Prosecutors had argued that regardless of whether the government found any actual bombs or bomb-making ingredients inside Watkins’ residence, “the instructions alone are evidence of Watkins’s motive, opportunity, and knowledge under [evidence rules] to use that information to accomplish her criminal objective involving force against the government.”
Mehta disagreed and ordered the evidence to be excluded.
“I’m not going to allow those pages to be admitted,” he said. “I don’t think the government has made out the connection between those pages and the charged conspiracy. The government has not established, for example, when Ms. Watkins came into possession of those pages. There’s absolutely no evidence [linking Watkins’] reliance on those pages to the alleged conspiracy, or any discussions among any co-conspirators or un-indicted co-conspirators about bomb making being part of the alleged offense.”
It wasn’t all losses for the government on Monday, however. Mehta rejected a motion from defendants Thomas Caldwell, Meggs, and Watkins to exclude evidence of alleged co-conspirator Jeremy Brown’s transportation of explosives to the Washington area in an RV, finding that it was relevant to the conspiracy allegations.
Attorney Fischer had argued that the fact that the RV was located in College Park, Maryland, about a 30 minute drive from Comfort Inn in Virginia, undermined the prosecution’s theory that the RV was part of the alleged “Quick Reaction Force” the accused Oath Keepers had allegedly assembled.
“It could be a reaction force, just not a quick one,” Mehta cracked.
Ultimately, Mehta ruled that the evidence of the explosives in the RV could be admitted at trial. He acknowledged that the evidence was prejudicial, but not prejudicial enough to justify its exclusion.
“All evidence that the government wants to introduce is prejudicial, but the question is whether the probative value is outweighed by the prejudicial value,” Mehta said, outlining the calculation all judges must make when determining whether to allow evidence at trial. “I don’t think it meets the standard here. It doesn’t substantially outweigh it.”

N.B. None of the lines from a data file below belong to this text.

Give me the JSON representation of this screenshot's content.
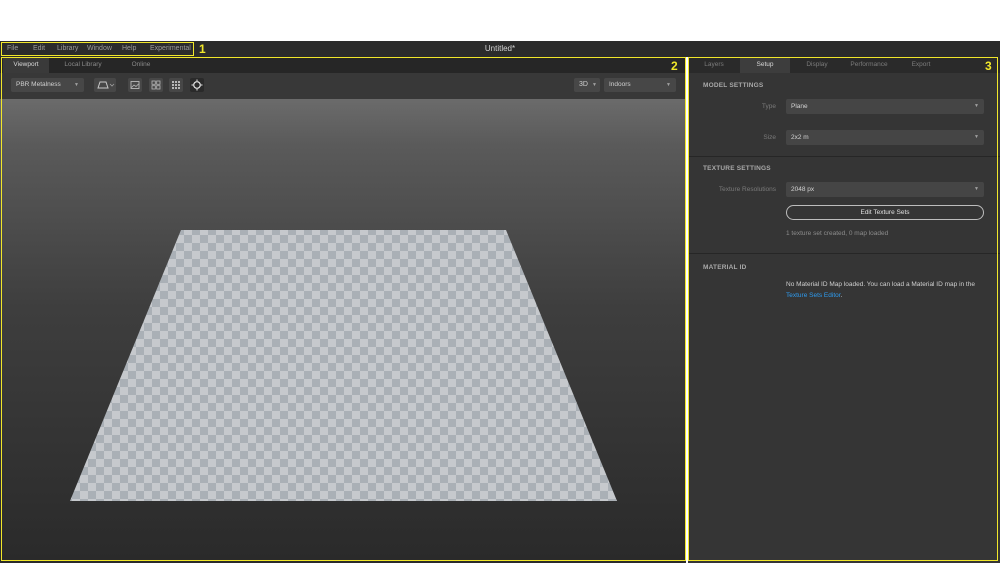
{
  "menubar": {
    "items": [
      "File",
      "Edit",
      "Library",
      "Window",
      "Help",
      "Experimental"
    ],
    "window_title": "Untitled*"
  },
  "annotations": [
    "1",
    "2",
    "3"
  ],
  "viewport": {
    "tabs": [
      "Viewport",
      "Local Library",
      "Online"
    ],
    "active_tab": "Viewport",
    "shader_dropdown": "PBR Metalness",
    "view_mode": "3D",
    "environment": "Indoors",
    "icons": [
      "camera-perspective-icon",
      "image-icon",
      "grid-2x2-icon",
      "grid-3x3-icon",
      "light-icon"
    ]
  },
  "right_panel": {
    "tabs": [
      "Layers",
      "Setup",
      "Display",
      "Performance",
      "Export"
    ],
    "active_tab": "Setup",
    "model_settings": {
      "title": "MODEL SETTINGS",
      "type_label": "Type",
      "type_value": "Plane",
      "size_label": "Size",
      "size_value": "2x2 m"
    },
    "texture_settings": {
      "title": "TEXTURE SETTINGS",
      "resolution_label": "Texture Resolutions",
      "resolution_value": "2048 px",
      "edit_button": "Edit Texture Sets",
      "status": "1 texture set created, 0 map loaded"
    },
    "material_id": {
      "title": "MATERIAL ID",
      "message": "No Material ID Map loaded. You can load a Material ID map in the",
      "link": "Texture Sets Editor",
      "link_suffix": "."
    }
  },
  "colors": {
    "annotation": "#f1e72a",
    "link": "#2e9cf0",
    "panel_bg": "#353535"
  }
}
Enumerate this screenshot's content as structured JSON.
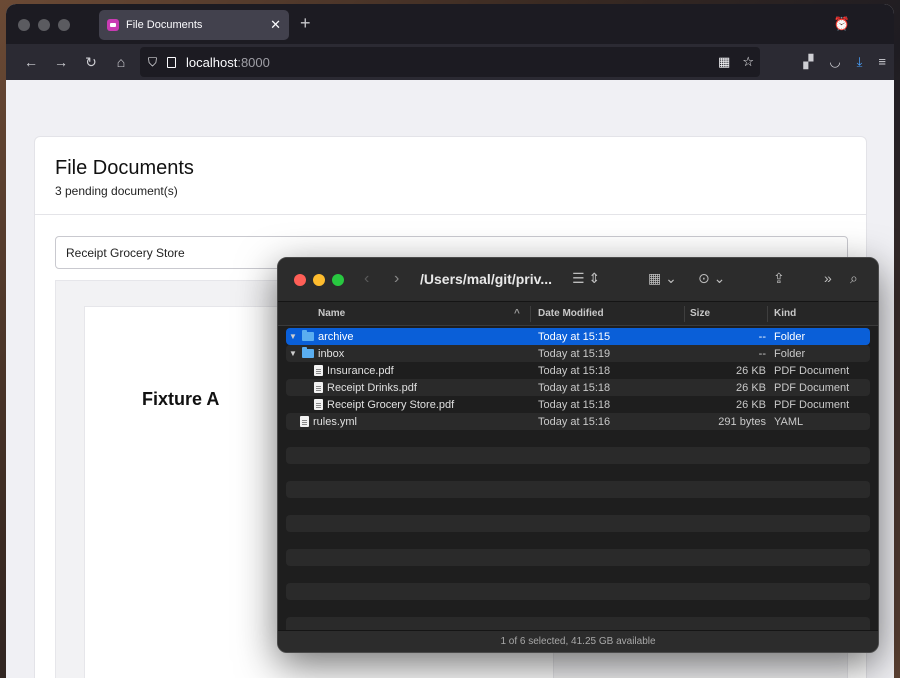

The first Oath Keepers trial is set to start on Sept. 27.
[Image of Oath Keeper members on Jan. 6 via court filing; image of Judge Mehta via U.S. District Courts.]